Randi Weingarten and Gayle Manchin: Overcoming poverty is a tall order
The Reconnecting McDowell public-private partnership is driving not just hope but tangible programs to improve the public schools, health and well being, and economic development of McDowell County and its residents.
Things have been tough in McDowell for years, and while there is an understandable desire for highly visible changes right away, this is a long-term effort that must focus on durable, lasting accomplishments, both big and small.
Teachers, administrators; local, county, state, federal agencies and leaders; foundations; non-profit organizations; corporations; parents and other community members are involved in this joint venture because the grievously poor economy has invaded nearly every aspect of life in this part of Appalachia.
Some say the poor economic base creates a high, perhaps impossible, hurdle to climb.
But it's the economic pressures that created the necessity for Reconnecting McDowell, and it's the economic pressures that have energized us to persevere and think outside the box.
Our goals and projects to date and over the next few years revolve around improving public education, social services and economic development. We've already been the catalyst for introducing programs and services that have been embedded in communities nationwide for years, including full access to the Internet in all schools and most homes.
It used to be that a school's computerized security camera system sucked up all the bandwidth, leaving nothing for computer use by students. Now, with expanded broadband in every school, teachers can incorporate technology in daily lessons.
Improving literacy skills is one of the most important objectives of the effort.

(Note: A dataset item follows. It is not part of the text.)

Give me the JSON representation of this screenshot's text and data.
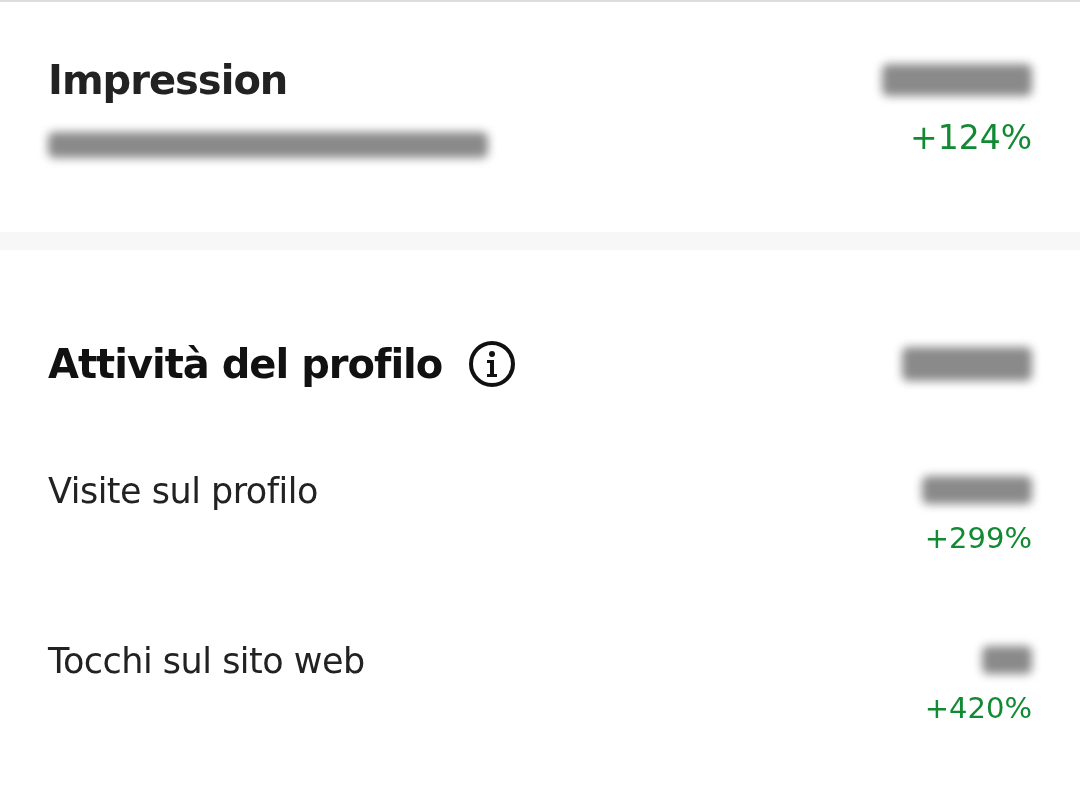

Through Reconnecting McDowell, more than 4,000 new books are in the hands of McDowell kids - some receiving the first book to call their very own.
We've established seven Family Literacy Centers with books and other literacy activities - at every elementary school, a mental health center and a Women's, Infants and Children's office.
And thanks to the expanded Internet capability in schools, students and teachers have access to digital libraries.
The American Federation of Teachers and other education partners are working on various aspects of instructional training, teacher evaluation systems and aligning the new Common Core State Standards to curriculum. Exciting new programs are in the planning stages for the 2013-14 school year.
Other efforts involve early childhood education programs, parenting support classes, teen pregnancy programs and a women's substance abuse treatment center.
And the United Mine Workers has been training scores of laid-off mine workers, some from McDowell County, for new careers. At least 14 are now gainfully employed.
We know there's much anticipation about the possible construction of a Teacher Village, since it would greatly enhance teacher recruitment and economic development. No one wants a Teacher Village to come to fruition more than we do.
Reconnecting McDowell is in the midst of the complicated process of securing financing, scouting the best location, and making other decisions to ensure that the housing is sustainable.
Nothing would be worse than rushing into this big investment without making sure the final recommendation is the best option for the citizens of McDowell.
Jim Redmond, a McDowell retiree and grandfather who attended a recent Reconnecting McDowell meeting, spoke emotionally of the impact - and hope - the partnership has given the children and families of the county.
He reminded us why we continue to work, collectively and tirelessly, to overcome the devastating and widespread impact of poverty.
Our intention is to continue to work closely with the community over the next few years to help create a renewed McDowell that will be a place of enduring vitality.
Randi Weingarten is president of the American Federation of Teachers and Gayle Manchin is chair of the Reconnecting McDowell board.